Gaza City-Yesterday in al-Faraheen, Gaza, Israeli Occupation Forces shot and wounded an unarmed 22 year old farmer, Mohammed Qdeih, from behind. Mohamed and nine others went out to their fields in the early afternoon, walking approximately 250 meters from the Israeli border. Within minutes, two heavily armed Israeli military jeeps rushed to the security fence. They issued a warning for the farmers and residents to leave the area and shortly thereafter the Palestinians, intimidated by the heavy military presence, began to head back to the village of Abasan. The soldiers were not satisfied and opened fire, piercing Mohamed’s right arm from the backside. Israeli forces continued to shoot rounds of live ammunition while Mohamed and the others frantically evacuated and waited for an ambulance. Another young Palestinian, 19, was shot yesterday near the border in Jabaliya.
December 12th, 2012
By International Solidarity Activists
Gaza- Israeli forces fired live ammunition and tear gas at unarmed farmers and international solidarity activists working in Khuza’a, a small village outside of Khan Younis located near the Israeli border. At 10:30 AM, the farmers arrived and began to plough approximately 100 meters from the separation fence while internationals lined up in between the border and the farmers. They were quickly met by an Israeli military jeep and transport vehicle. An Israeli soldier issued a warning in Arabic to leave the area and then fired two rounds into the air. The farmers and internationals remained calm and continued their work and the Israeli soldiers left the area.
Israeli soldier aiming
At around 11 AM, approximately 20 Palestinians and farmers gathered around 300 meters back from the fence. Two military jeeps returned to the area. One soldier exited his vehicle and fired four shots in the direction of the farmers and activists. The fourth shot crossed the line of the activists and landed in the field being ploughed. Again, the Palestinians and internationals were not deterred. The Israeli jeeps left and the farmers finished working on this section of land and moved on to an adjacent plot.
Planting wheat in Kuzaa
December 10th, 2012
Today, Gazan farmers from Kuzaa, a small village near Khan Younis, worked on their land in defiance of Israeli military harassment. Farmers ploughed approximately seven dunams and then sewed wheat in a plot that they had previously been denied access to before the November 21st, 2012 ceasefire. The farmers successfully worked up to 100 meters from the separation fence. The Israeli military arbitrarily designates this area as a restricted military buffer zone, otherwise known as the “kill zone.” According to the workers, they have not been able to farm on this specific plot of land for the past ten years. Formerly an orchard, Israeli forces bulldozed the field multiple times during military incursions and regularly shoots at farmers who attempt to work there.
November 10, 2012

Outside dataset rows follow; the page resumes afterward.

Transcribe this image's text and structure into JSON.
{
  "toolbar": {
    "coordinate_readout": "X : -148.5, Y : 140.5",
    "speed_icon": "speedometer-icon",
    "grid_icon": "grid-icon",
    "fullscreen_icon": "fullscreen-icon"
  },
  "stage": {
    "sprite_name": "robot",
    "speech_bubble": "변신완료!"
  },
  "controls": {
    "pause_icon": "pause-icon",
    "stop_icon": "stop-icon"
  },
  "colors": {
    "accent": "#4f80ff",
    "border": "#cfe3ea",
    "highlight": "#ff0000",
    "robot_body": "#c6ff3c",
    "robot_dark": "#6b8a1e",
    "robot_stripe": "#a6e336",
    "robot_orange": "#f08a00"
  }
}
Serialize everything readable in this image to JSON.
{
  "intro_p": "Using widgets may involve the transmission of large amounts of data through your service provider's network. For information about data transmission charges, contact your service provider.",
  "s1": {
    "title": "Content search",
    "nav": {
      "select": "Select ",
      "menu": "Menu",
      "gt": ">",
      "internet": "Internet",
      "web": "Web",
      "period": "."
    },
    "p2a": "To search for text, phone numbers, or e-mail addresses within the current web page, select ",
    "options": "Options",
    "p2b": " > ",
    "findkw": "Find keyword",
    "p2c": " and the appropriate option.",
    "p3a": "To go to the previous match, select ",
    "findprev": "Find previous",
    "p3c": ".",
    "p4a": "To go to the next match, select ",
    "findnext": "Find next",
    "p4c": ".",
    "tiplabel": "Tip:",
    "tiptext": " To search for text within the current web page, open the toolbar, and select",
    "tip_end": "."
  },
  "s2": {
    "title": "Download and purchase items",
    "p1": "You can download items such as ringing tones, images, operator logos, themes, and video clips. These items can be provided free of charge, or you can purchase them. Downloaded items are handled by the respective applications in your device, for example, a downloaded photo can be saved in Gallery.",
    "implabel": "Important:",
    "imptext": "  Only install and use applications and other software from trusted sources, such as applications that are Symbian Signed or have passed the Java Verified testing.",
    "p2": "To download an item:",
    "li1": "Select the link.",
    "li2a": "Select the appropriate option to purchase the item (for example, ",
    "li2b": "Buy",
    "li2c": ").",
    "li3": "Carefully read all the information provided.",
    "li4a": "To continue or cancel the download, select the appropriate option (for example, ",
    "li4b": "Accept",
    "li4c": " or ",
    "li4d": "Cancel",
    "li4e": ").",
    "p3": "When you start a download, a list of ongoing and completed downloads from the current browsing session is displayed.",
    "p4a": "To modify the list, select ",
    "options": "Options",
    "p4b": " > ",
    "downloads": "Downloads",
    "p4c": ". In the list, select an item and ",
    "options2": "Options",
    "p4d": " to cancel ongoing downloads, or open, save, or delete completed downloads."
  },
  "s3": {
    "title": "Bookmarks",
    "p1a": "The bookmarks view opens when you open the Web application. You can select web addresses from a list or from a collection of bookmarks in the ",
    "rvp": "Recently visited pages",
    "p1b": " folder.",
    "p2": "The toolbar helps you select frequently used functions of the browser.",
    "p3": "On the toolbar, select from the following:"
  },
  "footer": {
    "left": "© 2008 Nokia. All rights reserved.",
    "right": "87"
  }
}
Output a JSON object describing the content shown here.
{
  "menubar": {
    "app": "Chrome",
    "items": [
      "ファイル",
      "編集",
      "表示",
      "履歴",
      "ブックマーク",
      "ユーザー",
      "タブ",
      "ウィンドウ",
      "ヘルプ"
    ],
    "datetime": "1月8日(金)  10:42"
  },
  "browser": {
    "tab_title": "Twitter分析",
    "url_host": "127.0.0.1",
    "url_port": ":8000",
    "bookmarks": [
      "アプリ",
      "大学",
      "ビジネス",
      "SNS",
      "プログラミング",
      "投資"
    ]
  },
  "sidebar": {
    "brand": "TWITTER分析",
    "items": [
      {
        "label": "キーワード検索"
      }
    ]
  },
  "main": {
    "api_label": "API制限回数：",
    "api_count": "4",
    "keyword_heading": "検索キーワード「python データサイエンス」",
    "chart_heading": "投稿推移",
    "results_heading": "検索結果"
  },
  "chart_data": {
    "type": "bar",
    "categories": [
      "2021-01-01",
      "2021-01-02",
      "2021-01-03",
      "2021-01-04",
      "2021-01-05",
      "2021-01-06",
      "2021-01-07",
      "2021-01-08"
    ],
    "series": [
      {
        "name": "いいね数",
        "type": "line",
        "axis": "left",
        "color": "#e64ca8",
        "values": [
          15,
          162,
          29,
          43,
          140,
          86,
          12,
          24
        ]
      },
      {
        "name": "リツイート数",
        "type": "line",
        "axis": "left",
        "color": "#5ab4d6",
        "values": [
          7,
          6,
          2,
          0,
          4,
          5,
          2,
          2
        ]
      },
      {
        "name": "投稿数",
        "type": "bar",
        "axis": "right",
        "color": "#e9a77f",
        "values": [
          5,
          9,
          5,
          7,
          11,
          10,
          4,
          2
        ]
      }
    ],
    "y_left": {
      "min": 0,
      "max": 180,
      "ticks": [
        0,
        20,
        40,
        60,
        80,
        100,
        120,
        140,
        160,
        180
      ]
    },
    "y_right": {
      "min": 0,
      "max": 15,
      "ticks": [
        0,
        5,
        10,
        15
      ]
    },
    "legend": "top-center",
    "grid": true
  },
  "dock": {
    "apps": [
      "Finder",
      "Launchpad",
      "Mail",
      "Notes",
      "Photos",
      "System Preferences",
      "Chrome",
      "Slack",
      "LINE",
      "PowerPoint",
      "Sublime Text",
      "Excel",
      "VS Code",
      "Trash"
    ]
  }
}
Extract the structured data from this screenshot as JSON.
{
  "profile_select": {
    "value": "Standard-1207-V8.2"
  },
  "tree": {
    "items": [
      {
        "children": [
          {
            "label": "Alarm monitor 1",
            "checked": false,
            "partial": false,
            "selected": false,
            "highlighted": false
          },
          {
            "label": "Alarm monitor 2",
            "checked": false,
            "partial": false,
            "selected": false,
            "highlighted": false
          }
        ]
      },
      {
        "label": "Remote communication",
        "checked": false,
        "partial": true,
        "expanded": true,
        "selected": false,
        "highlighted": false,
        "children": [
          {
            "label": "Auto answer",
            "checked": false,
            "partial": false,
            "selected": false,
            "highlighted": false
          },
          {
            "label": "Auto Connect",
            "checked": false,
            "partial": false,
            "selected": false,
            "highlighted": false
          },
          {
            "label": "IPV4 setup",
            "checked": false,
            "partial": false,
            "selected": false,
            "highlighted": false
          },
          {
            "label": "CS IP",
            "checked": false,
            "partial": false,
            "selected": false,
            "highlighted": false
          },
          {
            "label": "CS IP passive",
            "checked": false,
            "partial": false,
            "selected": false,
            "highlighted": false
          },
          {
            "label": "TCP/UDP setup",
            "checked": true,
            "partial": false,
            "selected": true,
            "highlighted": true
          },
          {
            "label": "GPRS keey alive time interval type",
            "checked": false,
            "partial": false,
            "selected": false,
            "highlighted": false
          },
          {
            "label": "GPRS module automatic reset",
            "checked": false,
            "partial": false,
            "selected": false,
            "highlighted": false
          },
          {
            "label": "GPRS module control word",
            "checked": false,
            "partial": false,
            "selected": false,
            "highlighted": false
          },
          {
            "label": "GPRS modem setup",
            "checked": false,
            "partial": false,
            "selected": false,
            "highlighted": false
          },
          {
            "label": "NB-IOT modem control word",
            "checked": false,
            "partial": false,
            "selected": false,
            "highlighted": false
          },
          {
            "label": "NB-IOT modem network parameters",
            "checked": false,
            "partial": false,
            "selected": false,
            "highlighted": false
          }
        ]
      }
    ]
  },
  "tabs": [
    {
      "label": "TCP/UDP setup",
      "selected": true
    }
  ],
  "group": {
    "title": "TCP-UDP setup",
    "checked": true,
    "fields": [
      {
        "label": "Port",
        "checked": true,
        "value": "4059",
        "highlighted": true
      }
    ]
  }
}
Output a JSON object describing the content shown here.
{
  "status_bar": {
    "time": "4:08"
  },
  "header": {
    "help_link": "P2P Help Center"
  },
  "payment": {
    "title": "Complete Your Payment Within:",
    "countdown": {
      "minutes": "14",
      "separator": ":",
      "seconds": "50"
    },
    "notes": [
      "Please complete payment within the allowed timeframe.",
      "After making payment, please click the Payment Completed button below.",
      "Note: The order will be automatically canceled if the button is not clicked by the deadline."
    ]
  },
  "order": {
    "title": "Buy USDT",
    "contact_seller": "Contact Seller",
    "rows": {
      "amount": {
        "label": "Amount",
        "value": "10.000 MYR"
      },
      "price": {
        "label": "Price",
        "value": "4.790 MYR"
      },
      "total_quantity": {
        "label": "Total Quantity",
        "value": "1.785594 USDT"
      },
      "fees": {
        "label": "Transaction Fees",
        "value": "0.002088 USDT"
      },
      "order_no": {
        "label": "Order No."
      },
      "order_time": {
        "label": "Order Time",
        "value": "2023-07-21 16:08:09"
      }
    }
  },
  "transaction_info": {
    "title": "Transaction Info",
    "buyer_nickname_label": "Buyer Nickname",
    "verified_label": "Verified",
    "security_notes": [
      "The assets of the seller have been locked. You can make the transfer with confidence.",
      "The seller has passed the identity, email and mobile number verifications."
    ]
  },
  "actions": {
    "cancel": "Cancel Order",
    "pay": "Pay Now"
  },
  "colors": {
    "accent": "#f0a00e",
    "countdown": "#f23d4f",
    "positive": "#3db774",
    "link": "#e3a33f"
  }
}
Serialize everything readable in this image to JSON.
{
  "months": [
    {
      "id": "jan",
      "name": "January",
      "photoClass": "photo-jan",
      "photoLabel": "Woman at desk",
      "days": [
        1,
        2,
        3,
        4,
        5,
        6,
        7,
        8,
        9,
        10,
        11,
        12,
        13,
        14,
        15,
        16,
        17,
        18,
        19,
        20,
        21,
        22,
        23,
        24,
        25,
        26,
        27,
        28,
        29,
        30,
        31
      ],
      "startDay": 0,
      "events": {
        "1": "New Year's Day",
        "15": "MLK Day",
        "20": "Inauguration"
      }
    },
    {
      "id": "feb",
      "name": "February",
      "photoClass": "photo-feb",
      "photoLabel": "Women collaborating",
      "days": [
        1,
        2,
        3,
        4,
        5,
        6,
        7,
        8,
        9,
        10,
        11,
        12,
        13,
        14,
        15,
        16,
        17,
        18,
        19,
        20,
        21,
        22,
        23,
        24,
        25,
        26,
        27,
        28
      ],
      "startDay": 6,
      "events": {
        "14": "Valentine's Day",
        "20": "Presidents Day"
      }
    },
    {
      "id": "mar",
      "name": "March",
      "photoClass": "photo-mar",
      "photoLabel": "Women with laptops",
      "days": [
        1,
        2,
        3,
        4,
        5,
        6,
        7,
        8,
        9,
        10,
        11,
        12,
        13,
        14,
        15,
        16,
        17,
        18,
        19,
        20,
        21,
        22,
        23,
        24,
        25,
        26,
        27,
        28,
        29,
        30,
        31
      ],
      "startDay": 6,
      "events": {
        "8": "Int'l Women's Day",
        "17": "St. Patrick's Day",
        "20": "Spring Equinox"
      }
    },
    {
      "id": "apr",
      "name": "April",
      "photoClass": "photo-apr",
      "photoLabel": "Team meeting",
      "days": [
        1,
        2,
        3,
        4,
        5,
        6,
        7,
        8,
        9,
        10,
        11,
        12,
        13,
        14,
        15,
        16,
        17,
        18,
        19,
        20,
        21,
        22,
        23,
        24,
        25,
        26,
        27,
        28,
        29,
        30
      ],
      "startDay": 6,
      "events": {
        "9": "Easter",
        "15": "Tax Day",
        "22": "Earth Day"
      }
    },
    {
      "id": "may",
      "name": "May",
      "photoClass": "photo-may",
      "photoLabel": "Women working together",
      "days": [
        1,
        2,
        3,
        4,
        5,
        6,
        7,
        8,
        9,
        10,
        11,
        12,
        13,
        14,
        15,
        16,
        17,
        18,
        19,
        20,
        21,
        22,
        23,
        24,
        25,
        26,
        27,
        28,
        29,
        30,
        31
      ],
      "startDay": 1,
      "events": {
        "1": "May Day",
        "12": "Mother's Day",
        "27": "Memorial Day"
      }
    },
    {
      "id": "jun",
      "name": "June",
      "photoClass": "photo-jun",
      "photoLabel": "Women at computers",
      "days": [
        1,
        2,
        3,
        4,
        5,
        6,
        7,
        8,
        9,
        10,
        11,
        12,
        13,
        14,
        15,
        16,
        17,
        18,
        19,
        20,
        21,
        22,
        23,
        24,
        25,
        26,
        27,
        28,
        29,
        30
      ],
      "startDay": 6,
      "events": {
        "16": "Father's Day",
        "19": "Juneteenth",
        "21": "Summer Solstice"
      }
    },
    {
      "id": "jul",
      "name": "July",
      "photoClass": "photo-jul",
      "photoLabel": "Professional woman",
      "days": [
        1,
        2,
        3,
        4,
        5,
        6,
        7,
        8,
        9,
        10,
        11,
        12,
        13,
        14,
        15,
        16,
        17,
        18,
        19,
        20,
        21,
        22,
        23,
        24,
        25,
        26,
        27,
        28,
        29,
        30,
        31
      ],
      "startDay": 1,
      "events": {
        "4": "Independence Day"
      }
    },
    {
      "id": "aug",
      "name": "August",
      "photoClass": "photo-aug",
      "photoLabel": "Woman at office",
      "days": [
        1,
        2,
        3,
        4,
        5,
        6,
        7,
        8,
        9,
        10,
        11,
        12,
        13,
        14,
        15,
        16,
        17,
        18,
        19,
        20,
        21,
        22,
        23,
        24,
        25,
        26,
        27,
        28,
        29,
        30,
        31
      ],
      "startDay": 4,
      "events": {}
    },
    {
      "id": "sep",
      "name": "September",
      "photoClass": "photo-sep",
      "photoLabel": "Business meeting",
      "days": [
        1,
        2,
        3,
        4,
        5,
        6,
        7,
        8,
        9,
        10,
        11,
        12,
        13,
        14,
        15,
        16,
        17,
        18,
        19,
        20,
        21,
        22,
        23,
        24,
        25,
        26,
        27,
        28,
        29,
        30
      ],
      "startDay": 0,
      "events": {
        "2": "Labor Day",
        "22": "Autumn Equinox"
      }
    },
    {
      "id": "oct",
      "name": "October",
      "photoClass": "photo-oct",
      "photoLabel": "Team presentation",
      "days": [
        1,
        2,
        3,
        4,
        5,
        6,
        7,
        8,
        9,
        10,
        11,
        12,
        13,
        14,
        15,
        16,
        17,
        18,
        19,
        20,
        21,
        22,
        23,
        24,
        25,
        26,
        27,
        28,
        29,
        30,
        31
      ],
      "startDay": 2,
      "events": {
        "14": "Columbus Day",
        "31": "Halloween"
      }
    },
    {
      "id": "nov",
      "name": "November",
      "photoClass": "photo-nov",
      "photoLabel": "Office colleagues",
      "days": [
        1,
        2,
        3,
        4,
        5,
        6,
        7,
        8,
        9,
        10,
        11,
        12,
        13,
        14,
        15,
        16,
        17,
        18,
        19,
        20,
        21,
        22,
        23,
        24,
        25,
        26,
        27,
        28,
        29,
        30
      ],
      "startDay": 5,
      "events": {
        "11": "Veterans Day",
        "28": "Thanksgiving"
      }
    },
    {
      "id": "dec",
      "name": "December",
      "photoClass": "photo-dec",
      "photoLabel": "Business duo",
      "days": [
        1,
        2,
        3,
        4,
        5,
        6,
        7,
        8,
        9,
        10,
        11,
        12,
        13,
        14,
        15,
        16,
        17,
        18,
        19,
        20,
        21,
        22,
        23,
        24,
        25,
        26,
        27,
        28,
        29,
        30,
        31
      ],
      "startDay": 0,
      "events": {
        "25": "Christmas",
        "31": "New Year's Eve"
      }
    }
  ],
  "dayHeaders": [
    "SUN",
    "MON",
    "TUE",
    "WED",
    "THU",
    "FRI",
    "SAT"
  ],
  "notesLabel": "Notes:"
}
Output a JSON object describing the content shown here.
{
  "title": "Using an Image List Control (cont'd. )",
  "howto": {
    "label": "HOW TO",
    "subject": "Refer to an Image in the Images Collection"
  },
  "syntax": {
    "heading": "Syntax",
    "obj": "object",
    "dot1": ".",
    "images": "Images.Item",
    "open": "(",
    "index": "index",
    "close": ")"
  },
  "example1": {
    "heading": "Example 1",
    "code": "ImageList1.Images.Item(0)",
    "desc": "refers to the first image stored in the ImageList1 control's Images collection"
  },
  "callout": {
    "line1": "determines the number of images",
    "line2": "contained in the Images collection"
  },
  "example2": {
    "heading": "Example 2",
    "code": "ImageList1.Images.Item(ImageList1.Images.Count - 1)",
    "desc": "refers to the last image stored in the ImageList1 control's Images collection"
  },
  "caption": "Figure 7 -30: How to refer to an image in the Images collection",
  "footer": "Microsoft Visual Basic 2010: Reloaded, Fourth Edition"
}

Fares Al-Basyouni was 8 years old. At 10:30 pm on Fri. 16 Nov. 2012 an Israeli warplane bombarded an olive grove in the east of Beit Hanoun adjacent to Fares’ home. Shrapnel, traveling approximately 100 meters, went through the wall of the home and decapitated Fares as he slept with his brothers and sisters. We visited with the family on 01 Dec 2012.
Fares was the Generator from Johnny Barber on Vimeo.